The difference between professional reel-to-reel tape (generally 2" at 15IPS or above) and consumer cassette tape (1/8" at 1⅞ IPS or so) is absolutely enormous.

Bouncing to cassette tape and back is a waste of time unless you're seeking a very specific effect. If you just want to add analog warmth to your mixes without the high cost, try free plugins like Ferox, Reelbus, FerricTDS, TesslaPRO etc.


That cassette deck you bought is far from worthless though - it's still a really quick and fun way to record rough demos and ideas with minimal hassle.
#9
If you really want to hear warmth in a recording, may I suggest "Brothers In Arms" by Dire Straits. It's a wonderful sounding record.

Compare it to the harshness of AC/DC's "Fly On the Wall" album, recorded at the same time, the difference is really quite remarkable.

Oh, and by the way.... one was digitally done from start to finish, and the other was recorded to tape and only converted to digital in the manufacturing process... but which was which might surprise you.

CT
Could I get some more talent in the monitors, please?

I know it sounds crazy, but try to learn to inhale your voice. www.thebelcantotechnique.com

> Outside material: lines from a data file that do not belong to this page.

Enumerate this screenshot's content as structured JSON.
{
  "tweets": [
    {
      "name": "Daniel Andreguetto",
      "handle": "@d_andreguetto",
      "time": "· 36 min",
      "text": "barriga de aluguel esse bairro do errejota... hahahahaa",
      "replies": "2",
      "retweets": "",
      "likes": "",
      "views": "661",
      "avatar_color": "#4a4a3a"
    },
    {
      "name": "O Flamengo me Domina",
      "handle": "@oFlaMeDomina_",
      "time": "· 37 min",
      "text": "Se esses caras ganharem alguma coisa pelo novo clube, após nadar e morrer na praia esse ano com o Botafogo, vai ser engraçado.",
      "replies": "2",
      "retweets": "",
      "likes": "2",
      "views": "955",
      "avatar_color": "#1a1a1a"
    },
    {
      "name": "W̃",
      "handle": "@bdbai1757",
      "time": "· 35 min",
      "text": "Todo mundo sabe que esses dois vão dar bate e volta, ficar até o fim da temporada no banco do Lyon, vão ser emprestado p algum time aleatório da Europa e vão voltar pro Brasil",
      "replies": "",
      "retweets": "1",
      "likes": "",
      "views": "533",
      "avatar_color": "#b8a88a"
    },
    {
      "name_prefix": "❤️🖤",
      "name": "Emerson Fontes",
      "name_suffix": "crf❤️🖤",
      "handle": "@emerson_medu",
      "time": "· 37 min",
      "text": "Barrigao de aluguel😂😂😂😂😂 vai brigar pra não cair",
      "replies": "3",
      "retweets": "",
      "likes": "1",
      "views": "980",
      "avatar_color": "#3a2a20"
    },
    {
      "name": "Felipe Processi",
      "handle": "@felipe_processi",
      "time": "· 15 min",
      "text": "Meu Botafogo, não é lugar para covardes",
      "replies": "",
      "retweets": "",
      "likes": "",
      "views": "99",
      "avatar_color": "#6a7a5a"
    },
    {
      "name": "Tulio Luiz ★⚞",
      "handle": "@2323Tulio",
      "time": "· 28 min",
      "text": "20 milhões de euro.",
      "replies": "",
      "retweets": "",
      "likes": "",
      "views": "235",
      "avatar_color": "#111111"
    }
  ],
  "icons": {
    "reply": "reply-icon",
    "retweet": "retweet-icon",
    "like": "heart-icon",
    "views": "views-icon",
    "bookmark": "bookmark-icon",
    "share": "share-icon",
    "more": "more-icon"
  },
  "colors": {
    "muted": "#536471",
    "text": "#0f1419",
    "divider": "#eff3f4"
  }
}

Chris is the king of relating music things to other objects in real life.